View Mobile Site

Take a sneak peek at The Times' new website

August 15th, 2017 01:00 p.m.


Area’s GDP ranks 59th in US

Gainesville on par with San Francisco, other large cities

POSTED: March 5, 2013 11:30 p.m.
TOM REED/The Times

Ramon Chavez inspects a utility vehicle as it reaches the end of an assembly line in the Kubota plant in Gainesvile.

View Larger

Gainesville-Hall County is on par with San Francisco in at least one respect: They both had the same percentage growth in real gross domestic product in 2011.

Gainesville-Hall ranked 59th out of the nation’s 366 metropolitan areas on the inflation-adjusted growth of its GDP between 2010 and 2011, according to a Feb. 22 report by the U.S. Department of Commerce’s Bureau of Economic Analysis.
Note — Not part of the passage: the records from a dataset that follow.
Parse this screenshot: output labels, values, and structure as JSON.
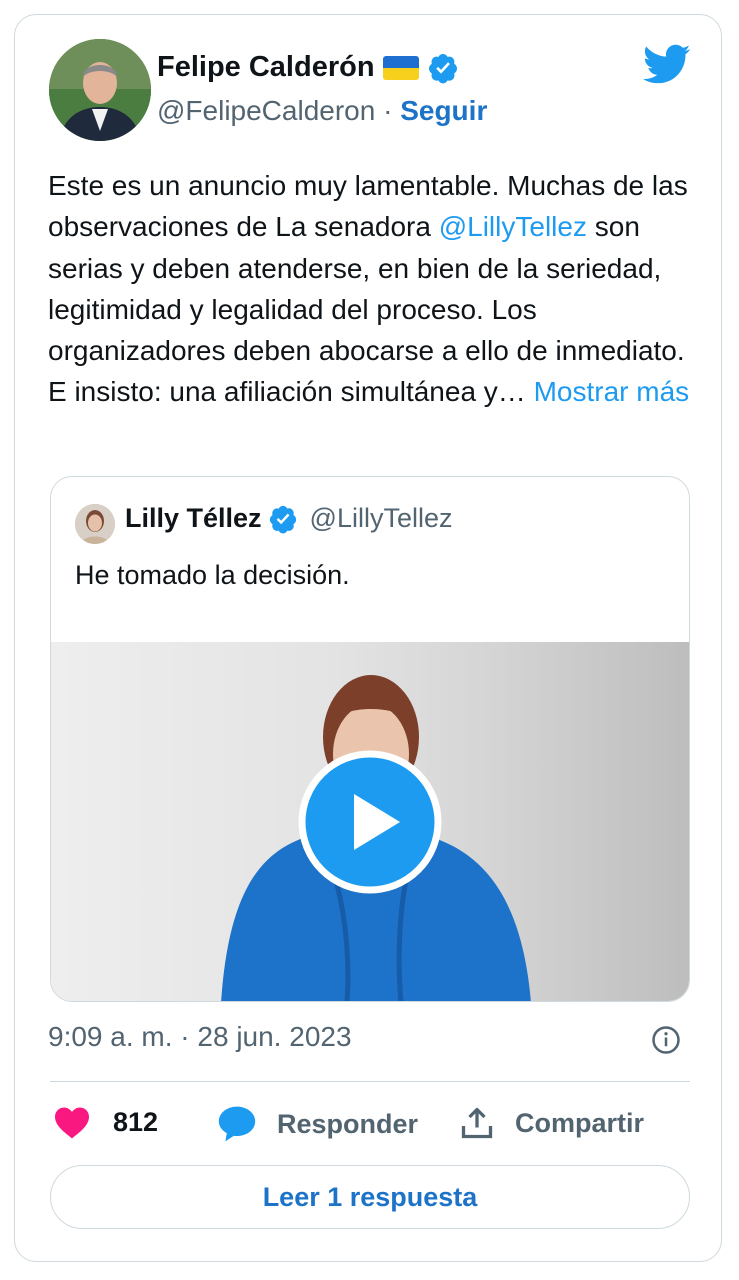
{
  "author": {
    "name": "Felipe Calderón",
    "handle": "@FelipeCalderon",
    "separator": "·",
    "follow_label": "Seguir",
    "flag_icon": "ukraine-flag-icon",
    "verified_icon": "verified-badge-icon"
  },
  "tweet": {
    "text_before_mention": "Este es un anuncio muy lamentable. Muchas de las observaciones de La senadora ",
    "mention": "@LillyTellez",
    "text_after_mention": " son serias y deben atenderse, en bien de la seriedad, legitimidad y legalidad del proceso. Los organizadores deben abocarse a ello de inmediato. E insisto: una afiliación simultánea y…",
    "show_more_label": "Mostrar más"
  },
  "quoted": {
    "name": "Lilly Téllez",
    "handle": "@LillyTellez",
    "text": "He tomado la decisión.",
    "media": "video"
  },
  "timestamp": "9:09 a. m. · 28 jun. 2023",
  "actions": {
    "likes": "812",
    "reply_label": "Responder",
    "share_label": "Compartir"
  },
  "read_replies_label": "Leer 1 respuesta",
  "colors": {
    "accent": "#1d9bf0",
    "link_blue": "#1d73c7",
    "like_pink": "#f91880",
    "muted": "#536471",
    "border": "#cfd9de"
  }
}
“I would expect that through our concentration of professional, logistic and health care services for the entire Northeast Georgia region, as well as the strong presence of goods producing in this community, that we would do very well in terms of (GDP),” said Tim Evans, the Greater Hall Chamber of Commerce’s vice president of economic development.

“We have a lot of high value-added businesses in Hall County that serve a much larger region.”

In addition to the City by the Bay, Gainesville-Hall, with a 2.6 percent growth, also ranked the same as State College, Pa.; Ogden-Clearfield, Utah; Hartford, Conn.; Des Moines, Iowa; and Youngstown-Warren-Boardman, Ohio-Pa.

Among Georgia cities, it bested all but Columbus and Hinesville-Fort Stewart, which were ranked 27th and seventh, respectively.

Atlanta-Sandy Springs-Marietta, which ranked 85th, showed 2.2 percent growth, according to the report.

The Bureau of Economic Analysis report states that real GDP increased in 242 of the 366 metro areas in 2011, led by growth in professional and business services, durable goods manufacturing and trade.

“Strong contributions from (the durable goods) industry fueled growth in many small metropolitan areas, where production of these goods constitutes a large portion of the area’s economy,” the report states.

Overall, real GDP in metropolitan areas increased 1.6 percent in 2011 after increasing 3.1 percent in 2010.

Gainesville-Hall showed an inflation-adjusted GDP of $5.78 billion in 2011, up from 2010’s $5.63 billion but still down from $5.8 billion in 2008, or just before the start of the Great Recession.

The area’s GDP dropped to $5.37 billion, or by 7.9 percent, in 2009. The next year’s increase to $5.63 billion was 5 percent.

Phil Sutton, chief administrative officer for Kubota Manufacturing of America Corp., said he is optimistic about future growth.

“But it’s been a slow trend back upward to where we were in 2008,” said Sutton, whose company was named large industry of the year in Gainesville-Hall at a recognition ceremony in January.

Nationally, two Texas cities held the top spots for GDP growth — Odessa at No. 1, with 15.2 percent, and Midland at No. 2, with 9.5 percent.

Sioux City, Iowa, checked in at 366th, with a drop in GDP by 5.2 percent.


Commenting not available.
Commenting is not available.




Powered by
Morris Technology
Please wait ...